Please count the lines in the data below that mention the word "keys", then give only the total.

--- PROVIDED ENTRIES ---

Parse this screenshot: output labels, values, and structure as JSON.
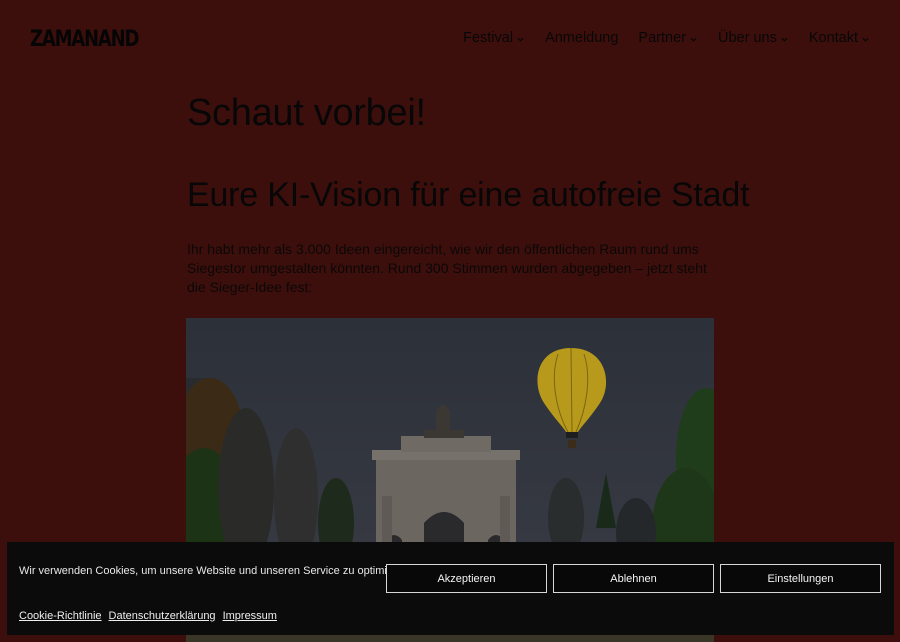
{
  "header": {
    "logo": "ZAMANAND",
    "nav": [
      {
        "label": "Festival",
        "has_dropdown": true
      },
      {
        "label": "Anmeldung",
        "has_dropdown": false
      },
      {
        "label": "Partner",
        "has_dropdown": true
      },
      {
        "label": "Über uns",
        "has_dropdown": true
      },
      {
        "label": "Kontakt",
        "has_dropdown": true
      }
    ]
  },
  "main": {
    "heading": "Schaut vorbei!",
    "subheading": "Eure KI-Vision für eine autofreie Stadt",
    "intro": "Ihr habt mehr als 3.000 Ideen eingereicht, wie wir den öffentlichen Raum rund ums Siegestor umgestalten könnten. Rund 300 Stimmen wurden abgegeben – jetzt steht die Sieger-Idee fest:"
  },
  "cookie_banner": {
    "message": "Wir verwenden Cookies, um unsere Website und unseren Service zu optimieren.",
    "accept_label": "Akzeptieren",
    "reject_label": "Ablehnen",
    "settings_label": "Einstellungen",
    "links": {
      "cookie_policy": "Cookie-Richtlinie",
      "privacy": "Datenschutzerklärung",
      "imprint": "Impressum"
    }
  },
  "colors": {
    "overlay_background": "#3d0f0c",
    "banner_background": "#0b0b0b",
    "balloon": "#b79a1c"
  }
}
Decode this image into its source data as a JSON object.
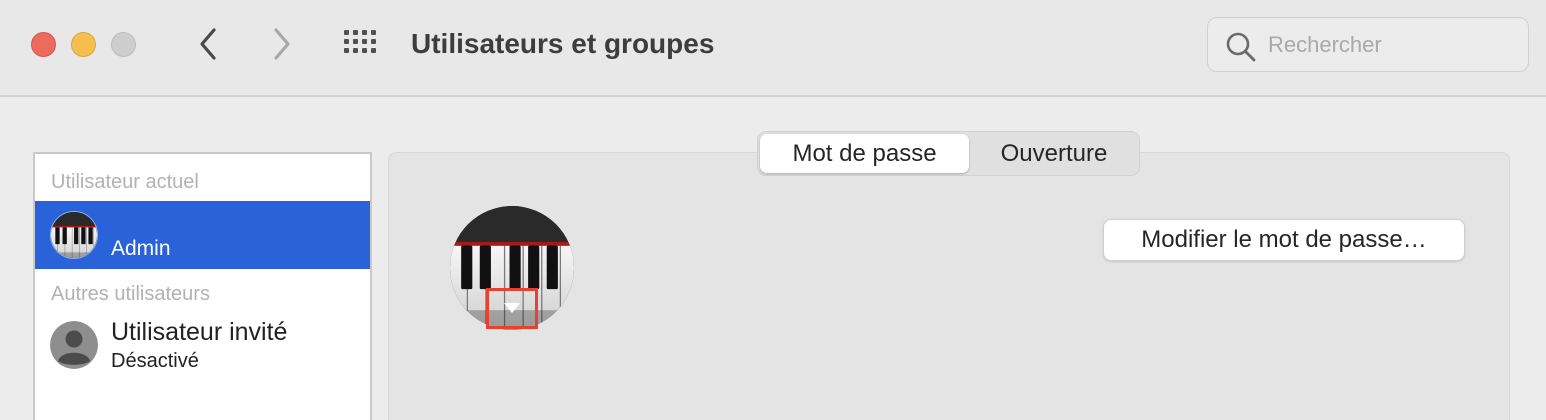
{
  "window": {
    "title": "Utilisateurs et groupes",
    "controls": [
      "close",
      "minimize",
      "zoom"
    ]
  },
  "toolbar": {
    "back_icon": "chevron-left-icon",
    "forward_icon": "chevron-right-icon",
    "show_all_icon": "grid-icon"
  },
  "search": {
    "placeholder": "Rechercher",
    "value": ""
  },
  "sidebar": {
    "current_header": "Utilisateur actuel",
    "current_user": {
      "name": "Admin",
      "avatar": "piano-keys"
    },
    "others_header": "Autres utilisateurs",
    "other_users": [
      {
        "name": "Utilisateur invité",
        "status": "Désactivé",
        "avatar": "default-person-icon"
      }
    ]
  },
  "tabs": {
    "items": [
      "Mot de passe",
      "Ouverture"
    ],
    "selected": "Mot de passe"
  },
  "main": {
    "avatar": "piano-keys",
    "modify_password_label": "Modifier le mot de passe…"
  },
  "colors": {
    "accent": "#2a62d9",
    "highlight_box": "#e8412f",
    "close": "#ed6a5e",
    "minimize": "#f5bf4f",
    "zoom_disabled": "#cdcdcd"
  }
}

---

● **WRITTEN SOLUTION**: 2